Before the procedure
Before your surgery, your doctor will perform a physical exam, order blood and urine tests and may order other tests to check your general health. Your doctor will tell you which of your current medications can continue to be taken and which will need to be temporarily stopped before surgery. You will be given instructions on when to stop eating and drinking the evening before and morning of your surgery. Your surgeon will explain the procedure in detail, including possible complications and side effects. He or she will also answer your questions.
On the day of surgery:
- A urinary catheter may be inserted to empty your bladder
- Your abdominal area will be cleaned with a sterile solution
- An intravenous (IV) line will be placed in a vein in your arm to deliver medications and fluids
During the procedure
After receiving anesthesia, your surgeon will make four or five small surgical cuts (incisions) in your abdomen (belly). The thin surgical instruments and tiny lighted camera attached to the arms of the surgical robot are inserted into the abdomen through these incisions.
The surgeon controls the precise movement of the robotic arms, surgical instruments and camera while seated at a computer console. Members of the surgical team stand next to the operating table to change the robotic instruments and provide other assistance to the surgeon as needed.
Your surgeon typically removes the uterus through the vagina, like when delivering a baby. In certain cases, the uterus is removed through the small incisions in your abdomen.
An anesthesiologist monitors your anesthesia and vital signs throughout your operation.
How long does robotic assisted hysterectomy take to complete?
Robotic assisted hysterectomy typically takes between one to four hours to complete, depending upon the surgeon and the complexity of the case.
What’s the typical recovery time with robotic assisted hysterectomy?
Robotic hysterectomy is an outpatient procedure.

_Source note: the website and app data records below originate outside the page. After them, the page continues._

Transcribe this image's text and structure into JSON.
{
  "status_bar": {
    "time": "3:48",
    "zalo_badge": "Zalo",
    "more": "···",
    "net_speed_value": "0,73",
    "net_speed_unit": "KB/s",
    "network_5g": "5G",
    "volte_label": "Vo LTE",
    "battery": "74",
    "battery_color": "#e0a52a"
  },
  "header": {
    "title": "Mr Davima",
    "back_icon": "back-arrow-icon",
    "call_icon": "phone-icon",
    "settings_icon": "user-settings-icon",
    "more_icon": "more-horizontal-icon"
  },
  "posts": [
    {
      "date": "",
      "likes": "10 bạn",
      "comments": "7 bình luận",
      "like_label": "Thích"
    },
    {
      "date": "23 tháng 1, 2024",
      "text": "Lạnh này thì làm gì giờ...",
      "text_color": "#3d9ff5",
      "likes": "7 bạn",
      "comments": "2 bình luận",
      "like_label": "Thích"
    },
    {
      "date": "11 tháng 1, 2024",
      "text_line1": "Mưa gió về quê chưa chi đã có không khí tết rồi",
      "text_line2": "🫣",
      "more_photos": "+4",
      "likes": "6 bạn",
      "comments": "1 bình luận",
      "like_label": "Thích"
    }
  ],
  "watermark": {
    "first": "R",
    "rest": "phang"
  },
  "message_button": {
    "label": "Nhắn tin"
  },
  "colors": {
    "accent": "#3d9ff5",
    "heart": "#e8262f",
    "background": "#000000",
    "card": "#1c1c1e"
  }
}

You may stay in the hospital overnight but some woman can be released the same day of surgery. You will able return to light regular activities the next day (walking, eating, walking up stairs). You can drive in about a week or less at the discretion of your physician and return to exercising in about four to six weeks. Your doctor will review your progress and tell you when you can return to your normal activities.